The holiness of truth is an idea that resonates back through Czech history, to the time of Jan Hus, a Bohemian priest burned at the stake in 1415 for his efforts to bring religion closer to the people. His followers, the Hussites, played no small roll in the history of the country, and Hus is a celebrated figure in Czechoslovakia even today. He is commonly regarded as a man who died not only for God but for the primacy of truth. A well-known quote of his, that “Truth prevails over all,” became the motto of the Hussites, and then later of the fledgling nation of Czechoslovakia in 1920.3 It would echo down through the ages, becoming a slogan again in the Velvet Revolution of ’89. The accusation that the greengrocers of socialist Czechoslovakia were not living within the truth was a symbolically weighty matter, calling to mind history, homeland, and God.

“The Power of the Powerless” was widely circulated in samizdat form, and was influential for many young activists and intellectuals in Czechoslovakia and elsewhere in Eastern Europe. An activist from the Polish Solidarity movement, Zbygniew Bujak, later said that “this essay reached us in the Ursus factory in 1979 at a point when we felt we were at the end of the road. Reading it gave us the theoretical underpinnings for our activity. It maintained our spirits; we did not give up…”4 Havel’s greengrocer even managed to snake his way through time and space to take me by the hand one day in a college history class, and make me think a little more about what it means to be an honest person. Vaclav Havel himself went on to lead the Velvet Revolution of 1989, and become the first president of post-communist Czechoslovakia, and later of the Czech Republic.

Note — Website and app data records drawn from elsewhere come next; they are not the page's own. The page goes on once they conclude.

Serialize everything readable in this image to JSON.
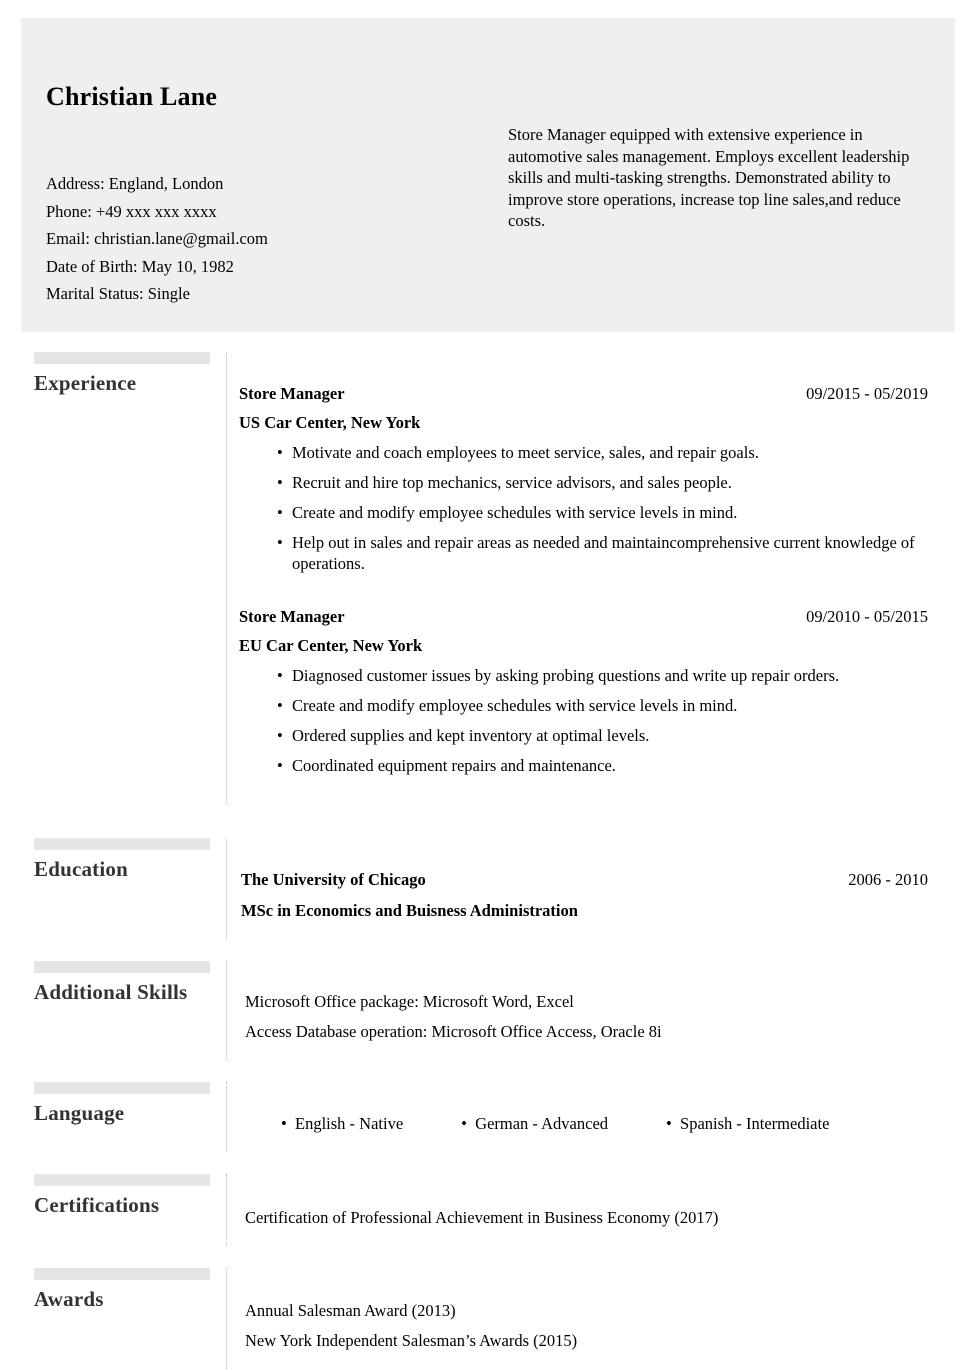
{
  "colors": {
    "header_band": "#efefef",
    "accent_bar": "#e5e5e5",
    "section_label": "#333333",
    "divider": "#bdbdbd",
    "text": "#000000"
  },
  "header": {
    "full_name": "Christian Lane",
    "contact": [
      {
        "label": "Address:",
        "value": "England, London"
      },
      {
        "label": "Phone:",
        "value": "+49 xxx xxx xxxx"
      },
      {
        "label": "Email:",
        "value": "christian.lane@gmail.com"
      },
      {
        "label": "Date of Birth:",
        "value": "May 10, 1982"
      },
      {
        "label": "Marital Status:",
        "value": "Single"
      }
    ],
    "summary": "Store Manager equipped with extensive experience in automotive sales management. Employs excellent leadership skills and multi-tasking strengths. Demonstrated ability to improve store operations, increase top line sales,and reduce costs."
  },
  "sections": {
    "experience": {
      "label": "Experience",
      "jobs": [
        {
          "title": "Store Manager",
          "dates": "09/2015 - 05/2019",
          "company": "US Car Center, New York",
          "bullets": [
            "Motivate and coach employees to meet service, sales, and repair goals.",
            "Recruit and hire top mechanics, service advisors, and sales people.",
            "Create and modify employee schedules with service levels in mind.",
            "Help out in sales and repair areas as needed and maintaincomprehensive current knowledge of operations."
          ]
        },
        {
          "title": "Store Manager",
          "dates": "09/2010 - 05/2015",
          "company": "EU Car Center, New York",
          "bullets": [
            "Diagnosed customer issues by asking probing questions and write up repair orders.",
            "Create and modify employee schedules with service levels in mind.",
            "Ordered supplies and kept inventory at optimal levels.",
            "Coordinated equipment repairs and maintenance."
          ]
        }
      ]
    },
    "education": {
      "label": "Education",
      "entries": [
        {
          "school": "The University of Chicago",
          "dates": "2006 - 2010",
          "degree": "MSc in Economics and Buisness Administration"
        }
      ]
    },
    "skills": {
      "label": "Additional Skills",
      "items": [
        "Microsoft Office package: Microsoft Word, Excel",
        "Access Database operation: Microsoft Office Access, Oracle 8i"
      ]
    },
    "language": {
      "label": "Language",
      "items": [
        "English - Native",
        "German - Advanced",
        "Spanish - Intermediate"
      ]
    },
    "certifications": {
      "label": "Certifications",
      "items": [
        "Certification of Professional Achievement in Business Economy (2017)"
      ]
    },
    "awards": {
      "label": "Awards",
      "items": [
        "Annual Salesman Award (2013)",
        "New York Independent Salesman’s Awards (2015)"
      ]
    }
  }
}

1 Rothschild, Joseph and Nancy M. Wingfield. Return to Diversity. New York: Oxford University Press, 2000. 2 Vaclav, Havel. “The Power of the Powerless.” From Stalinism to Pluralism. Ed. Gale Stokes. New York: Oxford University Press, 1996. 168-174. 3 History Online. 1996. Radio Prague. 15 March 2005. 4 Kirkwood, Michael J. “Vaclav Havel.” Glasgow University. 21 October 1998. Published online by Britske Listy. 15 March 2005.